Saudi Arabia , the world’s largest oil supplier, is set to establish a civil nuclear and renewable energy centre to help meet demand for power as it pushes forward with economic expansion plans. The Saudi press agency said at the weekend that the centre, the King Abdullah City for Nuclear and Renewable Energy, would be based in Riyadh and would be led by Hashim Abdullah Yamani, a former commerce and trade minister.
FT 19th Apr 2010 more >>
The US defence secretary, Robert Gates, has given the White House what has been described as a “wakeup” call over its lack of a credible long-term plan on how to prevent Iran attaining the ability to produce nuclear weapons, it was reported today.

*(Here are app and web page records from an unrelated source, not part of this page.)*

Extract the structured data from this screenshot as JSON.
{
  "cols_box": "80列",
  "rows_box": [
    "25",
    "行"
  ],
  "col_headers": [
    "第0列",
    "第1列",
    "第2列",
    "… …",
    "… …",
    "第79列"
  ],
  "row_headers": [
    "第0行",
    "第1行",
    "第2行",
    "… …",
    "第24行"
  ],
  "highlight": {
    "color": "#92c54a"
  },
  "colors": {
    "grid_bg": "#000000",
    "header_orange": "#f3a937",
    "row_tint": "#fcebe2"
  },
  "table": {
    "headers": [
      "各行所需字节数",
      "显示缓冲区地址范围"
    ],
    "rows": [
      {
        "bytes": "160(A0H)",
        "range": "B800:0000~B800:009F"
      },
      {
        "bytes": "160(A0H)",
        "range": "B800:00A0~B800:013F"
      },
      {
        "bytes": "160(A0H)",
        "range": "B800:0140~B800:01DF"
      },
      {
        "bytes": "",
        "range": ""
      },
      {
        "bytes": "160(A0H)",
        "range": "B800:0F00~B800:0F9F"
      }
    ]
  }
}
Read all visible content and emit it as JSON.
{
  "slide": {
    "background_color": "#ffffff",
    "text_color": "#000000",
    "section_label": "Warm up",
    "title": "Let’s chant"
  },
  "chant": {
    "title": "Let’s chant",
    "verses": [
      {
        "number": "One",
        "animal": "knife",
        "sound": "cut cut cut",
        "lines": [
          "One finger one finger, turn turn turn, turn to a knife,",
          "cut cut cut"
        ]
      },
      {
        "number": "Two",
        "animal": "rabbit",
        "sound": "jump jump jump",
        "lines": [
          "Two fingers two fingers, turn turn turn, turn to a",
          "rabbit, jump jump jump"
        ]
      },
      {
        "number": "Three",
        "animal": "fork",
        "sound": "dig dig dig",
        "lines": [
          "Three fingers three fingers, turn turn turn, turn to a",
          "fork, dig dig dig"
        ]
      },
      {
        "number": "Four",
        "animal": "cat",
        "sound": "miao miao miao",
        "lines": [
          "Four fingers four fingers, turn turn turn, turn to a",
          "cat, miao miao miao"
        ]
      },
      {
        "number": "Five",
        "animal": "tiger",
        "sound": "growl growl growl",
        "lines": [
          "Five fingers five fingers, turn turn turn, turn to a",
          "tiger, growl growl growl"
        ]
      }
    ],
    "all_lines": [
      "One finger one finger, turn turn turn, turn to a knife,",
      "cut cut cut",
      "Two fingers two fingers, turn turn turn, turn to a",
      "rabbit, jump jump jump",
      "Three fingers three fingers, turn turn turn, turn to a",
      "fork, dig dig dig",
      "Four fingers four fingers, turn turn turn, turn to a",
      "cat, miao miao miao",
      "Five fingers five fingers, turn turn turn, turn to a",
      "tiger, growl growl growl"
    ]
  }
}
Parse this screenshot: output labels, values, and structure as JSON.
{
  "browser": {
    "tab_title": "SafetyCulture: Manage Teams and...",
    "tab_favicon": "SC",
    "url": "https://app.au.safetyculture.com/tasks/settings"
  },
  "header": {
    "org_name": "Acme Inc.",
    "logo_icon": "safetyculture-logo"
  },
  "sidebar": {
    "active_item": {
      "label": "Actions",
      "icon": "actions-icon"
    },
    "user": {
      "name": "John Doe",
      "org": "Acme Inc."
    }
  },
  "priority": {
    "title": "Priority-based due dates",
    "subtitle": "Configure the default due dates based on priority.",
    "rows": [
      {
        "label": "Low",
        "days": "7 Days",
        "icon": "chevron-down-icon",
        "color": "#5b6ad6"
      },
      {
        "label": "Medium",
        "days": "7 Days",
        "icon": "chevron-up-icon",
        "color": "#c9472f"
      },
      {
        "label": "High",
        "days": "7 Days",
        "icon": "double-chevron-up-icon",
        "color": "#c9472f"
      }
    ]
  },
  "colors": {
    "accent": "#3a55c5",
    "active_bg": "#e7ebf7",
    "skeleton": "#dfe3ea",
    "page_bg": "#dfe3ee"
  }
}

A three-page memo written by Gates, below, to General James Jones, Barack Obama’s top adviser on foreign affairs, says the administration has yet to come up with an effective strategy should Iran continue to enrich nuclear fuel and have all the other elements of a weapons programme in place. The memo was described by officials to the New York Times.
Guardian 19th Apr 2010 more >>
Iranian officials boasted on Sunday that a nuclear disarmament summit hosted by President Mahmoud Ahmadinejad over the weekend had drawn more global support than one held by US President Barack Obama in Washington earlier this month.
Telegraph 19th Apr 2010 more >>
NAIVE Nick Clegg was yesterday hammered by experts over his reckless plans to scrap Britain’s Trident nuclear arsenal. The Lib Dem leader wants to bankroll his vast spending plans by dumping the deterrent, claiming it will save £100billion. But worried experts insist it will make the nation vulnerable – and damage our world standing by potentially ending our permanent membership of the UN Security Council.
The Sun 19th Apr 2010 more >>